> _REQUIRED ACTION_
Omit the pictures, please, and give each record below again exactly.
### DATA SUPPLIED
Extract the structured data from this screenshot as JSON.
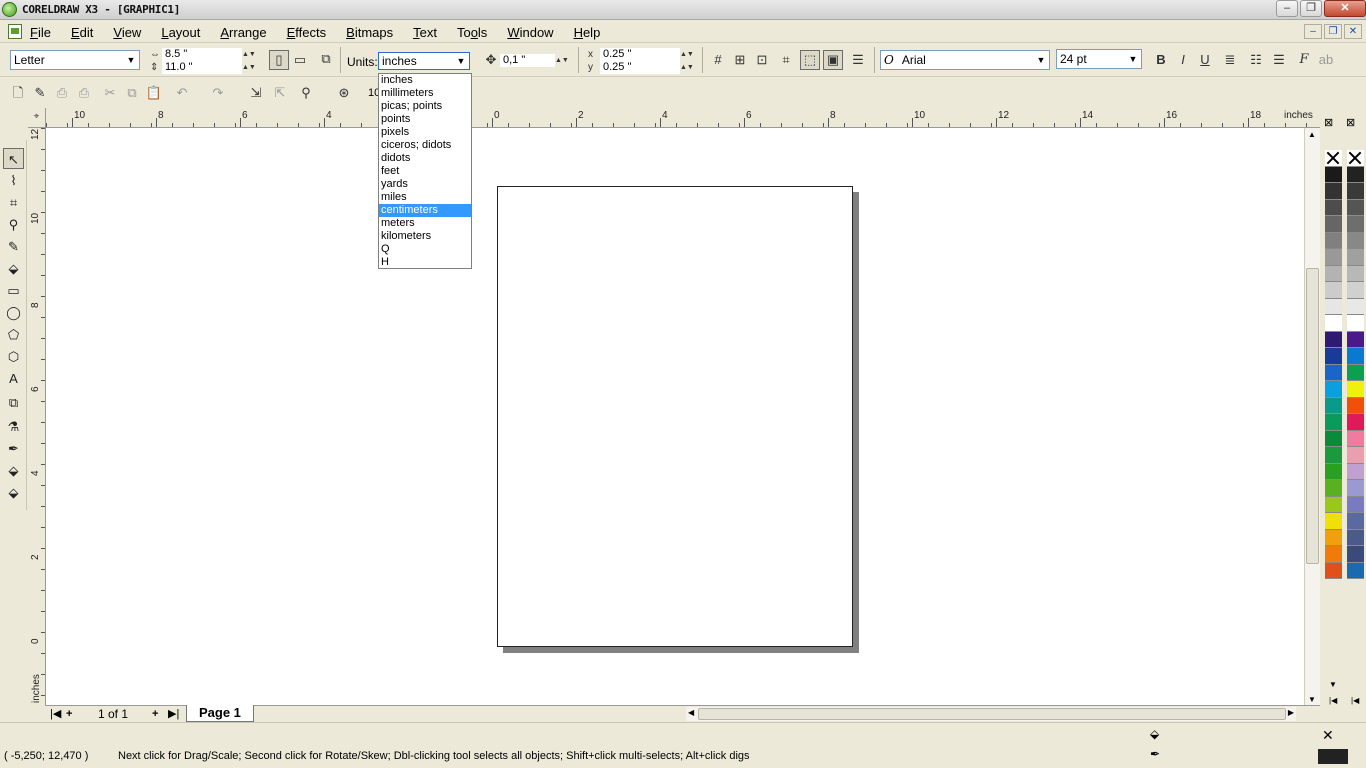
{
  "window": {
    "title": "CORELDRAW X3 - [GRAPHIC1]"
  },
  "menu": [
    {
      "label": "File",
      "acc": "F",
      "rest": "ile"
    },
    {
      "label": "Edit",
      "acc": "E",
      "rest": "dit"
    },
    {
      "label": "View",
      "acc": "V",
      "rest": "iew"
    },
    {
      "label": "Layout",
      "acc": "L",
      "rest": "ayout"
    },
    {
      "label": "Arrange",
      "acc": "A",
      "rest": "rrange"
    },
    {
      "label": "Effects",
      "acc": "E",
      "rest": "ffects"
    },
    {
      "label": "Bitmaps",
      "acc": "B",
      "rest": "itmaps"
    },
    {
      "label": "Text",
      "acc": "T",
      "rest": "ext"
    },
    {
      "label": "Tools",
      "pre": "To",
      "acc": "o",
      "rest": "ls"
    },
    {
      "label": "Window",
      "acc": "W",
      "rest": "indow"
    },
    {
      "label": "Help",
      "acc": "H",
      "rest": "elp"
    }
  ],
  "propbar": {
    "paper_size": "Letter",
    "width": "8.5 \"",
    "height": "11.0 \"",
    "units_label": "Units:",
    "units_value": "inches",
    "nudge": "0,1 \"",
    "dup_x": "0.25 \"",
    "dup_y": "0.25 \"",
    "font_name": "Arial",
    "font_size": "24 pt"
  },
  "units_options": [
    "inches",
    "millimeters",
    "picas; points",
    "points",
    "pixels",
    "ciceros; didots",
    "didots",
    "feet",
    "yards",
    "miles",
    "centimeters",
    "meters",
    "kilometers",
    "Q",
    "H"
  ],
  "units_highlighted": "centimeters",
  "ruler": {
    "top_labels": [
      "10",
      "8",
      "6",
      "4",
      "0",
      "2",
      "4",
      "6",
      "8",
      "10",
      "12",
      "14",
      "16",
      "18"
    ],
    "unit": "inches",
    "left_labels": [
      "12",
      "10",
      "8",
      "6",
      "4",
      "2",
      "0"
    ],
    "left_unit": "inches"
  },
  "zoom_partial": "10",
  "pagebar": {
    "page_count": "1 of 1",
    "page_tab": "Page 1"
  },
  "status": {
    "coords": "( -5,250; 12,470 )",
    "hint": "Next click for Drag/Scale; Second click for Rotate/Skew; Dbl-clicking tool selects all objects; Shift+click multi-selects; Alt+click digs"
  },
  "colors": {
    "palette_left": [
      "none",
      "#1a1a1a",
      "#333333",
      "#4d4d4d",
      "#666666",
      "#808080",
      "#999999",
      "#b3b3b3",
      "#cccccc",
      "#e6e6e6",
      "#ffffff",
      "#2e1a6e",
      "#1a3a9a",
      "#1a66c8",
      "#0aa0e0",
      "#0a9a8a",
      "#0a9a5a",
      "#0a8a3a",
      "#1a9a3a",
      "#2aa020",
      "#5ab020",
      "#9ac81a",
      "#f0e00a",
      "#f0a00a",
      "#f07a0a",
      "#e0501a"
    ],
    "palette_right": [
      "none",
      "#222222",
      "#3a3a3a",
      "#555555",
      "#6e6e6e",
      "#888888",
      "#a0a0a0",
      "#b8b8b8",
      "#d0d0d0",
      "#e8e8e8",
      "#ffffff",
      "#4a1a8a",
      "#0a7ad0",
      "#0aa050",
      "#f0f00a",
      "#f0500a",
      "#e01a5a",
      "#f07aa0",
      "#e8a0b0",
      "#c0a0d0",
      "#9a9ad0",
      "#7a7ac0",
      "#5a6aa0",
      "#4a5a8a",
      "#3a4a7a",
      "#1a6ab0"
    ]
  }
}
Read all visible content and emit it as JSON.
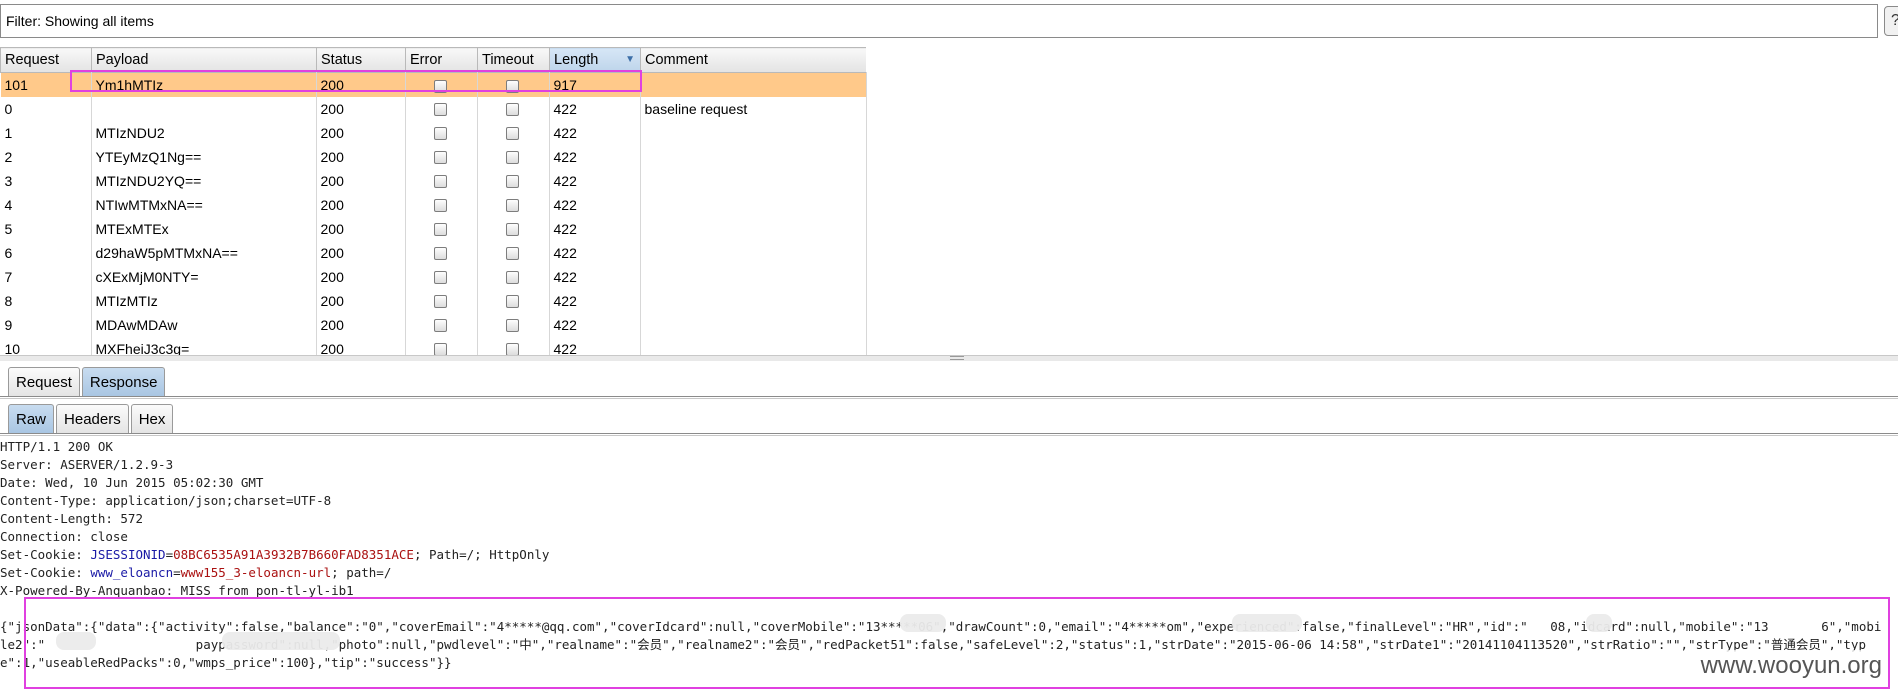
{
  "filter": {
    "label": "Filter: Showing all items",
    "help_label": "?"
  },
  "table": {
    "columns": [
      "Request",
      "Payload",
      "Status",
      "Error",
      "Timeout",
      "Length",
      "Comment"
    ],
    "sorted_column": "Length",
    "rows": [
      {
        "request": "101",
        "payload": "Ym1hMTIz",
        "status": "200",
        "length": "917",
        "comment": "",
        "selected": true
      },
      {
        "request": "0",
        "payload": "",
        "status": "200",
        "length": "422",
        "comment": "baseline request"
      },
      {
        "request": "1",
        "payload": "MTIzNDU2",
        "status": "200",
        "length": "422",
        "comment": ""
      },
      {
        "request": "2",
        "payload": "YTEyMzQ1Ng==",
        "status": "200",
        "length": "422",
        "comment": ""
      },
      {
        "request": "3",
        "payload": "MTIzNDU2YQ==",
        "status": "200",
        "length": "422",
        "comment": ""
      },
      {
        "request": "4",
        "payload": "NTIwMTMxNA==",
        "status": "200",
        "length": "422",
        "comment": ""
      },
      {
        "request": "5",
        "payload": "MTExMTEx",
        "status": "200",
        "length": "422",
        "comment": ""
      },
      {
        "request": "6",
        "payload": "d29haW5pMTMxNA==",
        "status": "200",
        "length": "422",
        "comment": ""
      },
      {
        "request": "7",
        "payload": "cXExMjM0NTY=",
        "status": "200",
        "length": "422",
        "comment": ""
      },
      {
        "request": "8",
        "payload": "MTIzMTIz",
        "status": "200",
        "length": "422",
        "comment": ""
      },
      {
        "request": "9",
        "payload": "MDAwMDAw",
        "status": "200",
        "length": "422",
        "comment": ""
      },
      {
        "request": "10",
        "payload": "MXFheiJ3c3g=",
        "status": "200",
        "length": "422",
        "comment": ""
      }
    ]
  },
  "tabs_top": [
    "Request",
    "Response"
  ],
  "tabs_top_active": "Response",
  "tabs_view": [
    "Raw",
    "Headers",
    "Hex"
  ],
  "tabs_view_active": "Raw",
  "response": {
    "headers": [
      "HTTP/1.1 200 OK",
      "Server: ASERVER/1.2.9-3",
      "Date: Wed, 10 Jun 2015 05:02:30 GMT",
      "Content-Type: application/json;charset=UTF-8",
      "Content-Length: 572",
      "Connection: close"
    ],
    "cookie1": {
      "prefix": "Set-Cookie: ",
      "name": "JSESSIONID",
      "eq": "=",
      "value": "08BC6535A91A3932B7B660FAD8351ACE",
      "rest": "; Path=/; HttpOnly"
    },
    "cookie2": {
      "prefix": "Set-Cookie: ",
      "name": "www_eloancn",
      "eq": "=",
      "value": "www155_3-eloancn-url",
      "rest": "; path=/"
    },
    "powered_by": "X-Powered-By-Anquanbao: MISS from pon-tl-yl-ib1",
    "body": "{\"jsonData\":{\"data\":{\"activity\":false,\"balance\":\"0\",\"coverEmail\":\"4*****@qq.com\",\"coverIdcard\":null,\"coverMobile\":\"13*****06\",\"drawCount\":0,\"email\":\"4*****om\",\"experienced\":false,\"finalLevel\":\"HR\",\"id\":\"   08,\"idcard\":null,\"mobile\":\"13       6\",\"mobile2\":\"                    paypassword\":null,\"photo\":null,\"pwdlevel\":\"中\",\"realname\":\"会员\",\"realname2\":\"会员\",\"redPacket51\":false,\"safeLevel\":2,\"status\":1,\"strDate\":\"2015-06-06 14:58\",\"strDate1\":\"20141104113520\",\"strRatio\":\"\",\"strType\":\"普通会员\",\"type\":1,\"useableRedPacks\":0,\"wmps_price\":100},\"tip\":\"success\"}}"
  },
  "watermark": "www.wooyun.org",
  "colors": {
    "selected_row": "#ffc98a",
    "highlight_box": "#e040e0",
    "active_tab": "#a9c6e3"
  }
}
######
> _COMPLETED EXERCISE_
Extract the structured data from this screenshot as JSON.
{
  "window": {
    "title": "CORELDRAW X3 - [GRAPHIC1]"
  },
  "menu": [
    {
      "label": "File",
      "acc": "F",
      "rest": "ile"
    },
    {
      "label": "Edit",
      "acc": "E",
      "rest": "dit"
    },
    {
      "label": "View",
      "acc": "V",
      "rest": "iew"
    },
    {
      "label": "Layout",
      "acc": "L",
      "rest": "ayout"
    },
    {
      "label": "Arrange",
      "acc": "A",
      "rest": "rrange"
    },
    {
      "label": "Effects",
      "acc": "E",
      "rest": "ffects"
    },
    {
      "label": "Bitmaps",
      "acc": "B",
      "rest": "itmaps"
    },
    {
      "label": "Text",
      "acc": "T",
      "rest": "ext"
    },
    {
      "label": "Tools",
      "pre": "To",
      "acc": "o",
      "rest": "ls"
    },
    {
      "label": "Window",
      "acc": "W",
      "rest": "indow"
    },
    {
      "label": "Help",
      "acc": "H",
      "rest": "elp"
    }
  ],
  "propbar": {
    "paper_size": "Letter",
    "width": "8.5 \"",
    "height": "11.0 \"",
    "units_label": "Units:",
    "units_value": "inches",
    "nudge": "0,1 \"",
    "dup_x": "0.25 \"",
    "dup_y": "0.25 \"",
    "font_name": "Arial",
    "font_size": "24 pt"
  },
  "units_options": [
    "inches",
    "millimeters",
    "picas; points",
    "points",
    "pixels",
    "ciceros; didots",
    "didots",
    "feet",
    "yards",
    "miles",
    "centimeters",
    "meters",
    "kilometers",
    "Q",
    "H"
  ],
  "units_highlighted": "centimeters",
  "ruler": {
    "top_labels": [
      "10",
      "8",
      "6",
      "4",
      "0",
      "2",
      "4",
      "6",
      "8",
      "10",
      "12",
      "14",
      "16",
      "18"
    ],
    "unit": "inches",
    "left_labels": [
      "12",
      "10",
      "8",
      "6",
      "4",
      "2",
      "0"
    ],
    "left_unit": "inches"
  },
  "zoom_partial": "10",
  "pagebar": {
    "page_count": "1 of 1",
    "page_tab": "Page 1"
  },
  "status": {
    "coords": "( -5,250; 12,470 )",
    "hint": "Next click for Drag/Scale; Second click for Rotate/Skew; Dbl-clicking tool selects all objects; Shift+click multi-selects; Alt+click digs"
  },
  "colors": {
    "palette_left": [
      "none",
      "#1a1a1a",
      "#333333",
      "#4d4d4d",
      "#666666",
      "#808080",
      "#999999",
      "#b3b3b3",
      "#cccccc",
      "#e6e6e6",
      "#ffffff",
      "#2e1a6e",
      "#1a3a9a",
      "#1a66c8",
      "#0aa0e0",
      "#0a9a8a",
      "#0a9a5a",
      "#0a8a3a",
      "#1a9a3a",
      "#2aa020",
      "#5ab020",
      "#9ac81a",
      "#f0e00a",
      "#f0a00a",
      "#f07a0a",
      "#e0501a"
    ],
    "palette_right": [
      "none",
      "#222222",
      "#3a3a3a",
      "#555555",
      "#6e6e6e",
      "#888888",
      "#a0a0a0",
      "#b8b8b8",
      "#d0d0d0",
      "#e8e8e8",
      "#ffffff",
      "#4a1a8a",
      "#0a7ad0",
      "#0aa050",
      "#f0f00a",
      "#f0500a",
      "#e01a5a",
      "#f07aa0",
      "#e8a0b0",
      "#c0a0d0",
      "#9a9ad0",
      "#7a7ac0",
      "#5a6aa0",
      "#4a5a8a",
      "#3a4a7a",
      "#1a6ab0"
    ]
  }
}
Read all visible content and emit it as JSON.
{
  "filter": {
    "label": "Filter: Showing all items",
    "help_label": "?"
  },
  "table": {
    "columns": [
      "Request",
      "Payload",
      "Status",
      "Error",
      "Timeout",
      "Length",
      "Comment"
    ],
    "sorted_column": "Length",
    "rows": [
      {
        "request": "101",
        "payload": "Ym1hMTIz",
        "status": "200",
        "length": "917",
        "comment": "",
        "selected": true
      },
      {
        "request": "0",
        "payload": "",
        "status": "200",
        "length": "422",
        "comment": "baseline request"
      },
      {
        "request": "1",
        "payload": "MTIzNDU2",
        "status": "200",
        "length": "422",
        "comment": ""
      },
      {
        "request": "2",
        "payload": "YTEyMzQ1Ng==",
        "status": "200",
        "length": "422",
        "comment": ""
      },
      {
        "request": "3",
        "payload": "MTIzNDU2YQ==",
        "status": "200",
        "length": "422",
        "comment": ""
      },
      {
        "request": "4",
        "payload": "NTIwMTMxNA==",
        "status": "200",
        "length": "422",
        "comment": ""
      },
      {
        "request": "5",
        "payload": "MTExMTEx",
        "status": "200",
        "length": "422",
        "comment": ""
      },
      {
        "request": "6",
        "payload": "d29haW5pMTMxNA==",
        "status": "200",
        "length": "422",
        "comment": ""
      },
      {
        "request": "7",
        "payload": "cXExMjM0NTY=",
        "status": "200",
        "length": "422",
        "comment": ""
      },
      {
        "request": "8",
        "payload": "MTIzMTIz",
        "status": "200",
        "length": "422",
        "comment": ""
      },
      {
        "request": "9",
        "payload": "MDAwMDAw",
        "status": "200",
        "length": "422",
        "comment": ""
      },
      {
        "request": "10",
        "payload": "MXFheiJ3c3g=",
        "status": "200",
        "length": "422",
        "comment": ""
      }
    ]
  },
  "tabs_top": [
    "Request",
    "Response"
  ],
  "tabs_top_active": "Response",
  "tabs_view": [
    "Raw",
    "Headers",
    "Hex"
  ],
  "tabs_view_active": "Raw",
  "response": {
    "headers": [
      "HTTP/1.1 200 OK",
      "Server: ASERVER/1.2.9-3",
      "Date: Wed, 10 Jun 2015 05:02:30 GMT",
      "Content-Type: application/json;charset=UTF-8",
      "Content-Length: 572",
      "Connection: close"
    ],
    "cookie1": {
      "prefix": "Set-Cookie: ",
      "name": "JSESSIONID",
      "eq": "=",
      "value": "08BC6535A91A3932B7B660FAD8351ACE",
      "rest": "; Path=/; HttpOnly"
    },
    "cookie2": {
      "prefix": "Set-Cookie: ",
      "name": "www_eloancn",
      "eq": "=",
      "value": "www155_3-eloancn-url",
      "rest": "; path=/"
    },
    "powered_by": "X-Powered-By-Anquanbao: MISS from pon-tl-yl-ib1",
    "body": "{\"jsonData\":{\"data\":{\"activity\":false,\"balance\":\"0\",\"coverEmail\":\"4*****@qq.com\",\"coverIdcard\":null,\"coverMobile\":\"13*****06\",\"drawCount\":0,\"email\":\"4*****om\",\"experienced\":false,\"finalLevel\":\"HR\",\"id\":\"   08,\"idcard\":null,\"mobile\":\"13       6\",\"mobile2\":\"                    paypassword\":null,\"photo\":null,\"pwdlevel\":\"中\",\"realname\":\"会员\",\"realname2\":\"会员\",\"redPacket51\":false,\"safeLevel\":2,\"status\":1,\"strDate\":\"2015-06-06 14:58\",\"strDate1\":\"20141104113520\",\"strRatio\":\"\",\"strType\":\"普通会员\",\"type\":1,\"useableRedPacks\":0,\"wmps_price\":100},\"tip\":\"success\"}}"
  },
  "watermark": "www.wooyun.org",
  "colors": {
    "selected_row": "#ffc98a",
    "highlight_box": "#e040e0",
    "active_tab": "#a9c6e3"
  }
}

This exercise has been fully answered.